President Clinton signed the No Electronic Theft Act (NET) in 1997. The law provides for enhanced criminal remedies for copyright infringement. NET was intended to stem the widespread theft of computer software.

The NET Act amended provisions in titles 17 and 18 of the U.S. Code. It permits federal prosecution in cases of large scale, willful copyright infringement even where the purpose is not for a commercial purpose or private financial gain. The law allows for the prosecution of anyone who copies, distributes, or receives software worth more than $1,000, in violation of copyright. Violation is a misdemeanor for the $1,000/six months, but becomes a felony where the value exceeds $2,500.
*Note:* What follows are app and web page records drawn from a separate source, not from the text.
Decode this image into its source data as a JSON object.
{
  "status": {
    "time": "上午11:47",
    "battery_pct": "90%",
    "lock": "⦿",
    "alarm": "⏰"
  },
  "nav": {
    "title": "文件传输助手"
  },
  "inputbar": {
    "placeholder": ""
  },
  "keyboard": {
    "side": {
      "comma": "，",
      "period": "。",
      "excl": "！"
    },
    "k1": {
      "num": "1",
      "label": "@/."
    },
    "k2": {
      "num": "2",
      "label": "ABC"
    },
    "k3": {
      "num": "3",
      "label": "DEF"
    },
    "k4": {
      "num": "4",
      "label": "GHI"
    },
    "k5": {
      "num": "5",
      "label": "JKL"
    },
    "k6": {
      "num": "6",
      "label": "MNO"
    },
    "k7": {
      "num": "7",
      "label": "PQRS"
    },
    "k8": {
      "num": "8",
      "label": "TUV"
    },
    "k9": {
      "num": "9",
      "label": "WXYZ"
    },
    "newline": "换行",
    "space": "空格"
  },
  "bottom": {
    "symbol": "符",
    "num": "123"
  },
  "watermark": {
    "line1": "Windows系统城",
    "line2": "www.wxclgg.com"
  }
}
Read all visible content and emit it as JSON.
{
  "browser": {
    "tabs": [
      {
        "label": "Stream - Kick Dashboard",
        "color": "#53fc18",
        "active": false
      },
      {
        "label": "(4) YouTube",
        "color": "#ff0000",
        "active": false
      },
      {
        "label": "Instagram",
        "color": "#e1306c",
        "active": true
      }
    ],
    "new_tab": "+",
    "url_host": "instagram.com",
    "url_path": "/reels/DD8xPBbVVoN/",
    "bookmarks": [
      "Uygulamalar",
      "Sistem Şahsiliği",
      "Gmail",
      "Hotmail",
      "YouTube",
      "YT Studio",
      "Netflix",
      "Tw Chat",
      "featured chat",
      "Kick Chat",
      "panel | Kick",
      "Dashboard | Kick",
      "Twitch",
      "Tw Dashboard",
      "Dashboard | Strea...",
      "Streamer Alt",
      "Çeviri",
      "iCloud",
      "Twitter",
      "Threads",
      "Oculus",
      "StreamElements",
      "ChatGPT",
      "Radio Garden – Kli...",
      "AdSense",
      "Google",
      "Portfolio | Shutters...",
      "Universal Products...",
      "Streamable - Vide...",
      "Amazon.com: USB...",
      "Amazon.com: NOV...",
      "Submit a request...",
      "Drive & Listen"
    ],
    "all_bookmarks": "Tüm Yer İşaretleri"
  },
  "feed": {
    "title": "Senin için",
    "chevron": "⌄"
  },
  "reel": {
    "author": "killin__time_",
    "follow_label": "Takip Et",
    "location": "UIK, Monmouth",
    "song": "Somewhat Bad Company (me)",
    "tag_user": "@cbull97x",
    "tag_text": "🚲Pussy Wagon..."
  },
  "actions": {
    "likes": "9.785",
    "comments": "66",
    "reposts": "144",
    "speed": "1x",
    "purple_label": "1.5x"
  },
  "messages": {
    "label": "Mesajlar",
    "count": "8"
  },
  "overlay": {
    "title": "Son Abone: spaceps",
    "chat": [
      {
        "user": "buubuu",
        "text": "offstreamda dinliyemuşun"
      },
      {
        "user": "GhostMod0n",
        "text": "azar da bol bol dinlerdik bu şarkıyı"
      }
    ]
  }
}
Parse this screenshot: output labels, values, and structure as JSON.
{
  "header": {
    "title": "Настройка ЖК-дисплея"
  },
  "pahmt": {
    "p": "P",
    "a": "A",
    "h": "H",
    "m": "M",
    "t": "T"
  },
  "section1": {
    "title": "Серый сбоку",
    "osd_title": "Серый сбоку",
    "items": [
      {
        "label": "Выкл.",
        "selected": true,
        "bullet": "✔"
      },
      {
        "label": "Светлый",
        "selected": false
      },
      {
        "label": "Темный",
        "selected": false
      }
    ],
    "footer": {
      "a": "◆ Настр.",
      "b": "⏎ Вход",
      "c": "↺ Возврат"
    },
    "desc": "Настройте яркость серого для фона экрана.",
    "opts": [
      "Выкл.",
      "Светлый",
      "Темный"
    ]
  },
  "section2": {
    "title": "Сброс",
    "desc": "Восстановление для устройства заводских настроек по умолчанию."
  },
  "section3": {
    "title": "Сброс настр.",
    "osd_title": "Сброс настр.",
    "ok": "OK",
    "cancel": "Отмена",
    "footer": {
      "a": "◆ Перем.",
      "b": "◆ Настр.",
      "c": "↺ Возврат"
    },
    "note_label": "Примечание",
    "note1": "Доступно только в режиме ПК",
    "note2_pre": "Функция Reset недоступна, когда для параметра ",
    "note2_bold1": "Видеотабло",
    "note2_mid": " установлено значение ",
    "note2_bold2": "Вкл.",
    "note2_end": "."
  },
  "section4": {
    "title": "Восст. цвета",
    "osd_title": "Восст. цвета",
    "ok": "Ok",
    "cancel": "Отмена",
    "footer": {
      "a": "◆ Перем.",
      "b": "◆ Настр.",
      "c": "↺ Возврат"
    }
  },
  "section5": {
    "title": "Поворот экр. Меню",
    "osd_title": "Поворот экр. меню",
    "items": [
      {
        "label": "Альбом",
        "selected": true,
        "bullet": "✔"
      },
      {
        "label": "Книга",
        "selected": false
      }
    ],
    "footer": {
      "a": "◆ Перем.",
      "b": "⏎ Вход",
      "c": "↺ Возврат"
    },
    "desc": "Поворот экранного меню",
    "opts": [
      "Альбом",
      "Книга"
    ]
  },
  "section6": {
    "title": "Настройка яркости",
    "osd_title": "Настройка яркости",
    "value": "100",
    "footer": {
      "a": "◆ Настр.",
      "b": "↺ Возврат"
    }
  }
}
The law closed a loophole in prior law, which permitted criminal prosecution only for violations that result in financial gain. In 1994 a college student and computer hacker named David LaMacchia used an electronic bulletin board to distribute many commercial software programs. His actions allegedly cost software companies more than $1 million, but La-Macchia himself did not profit. Using pre-NET Act law, a federal judge dismissed the charges against La-Macchia.

Inside No Electronic Theft Act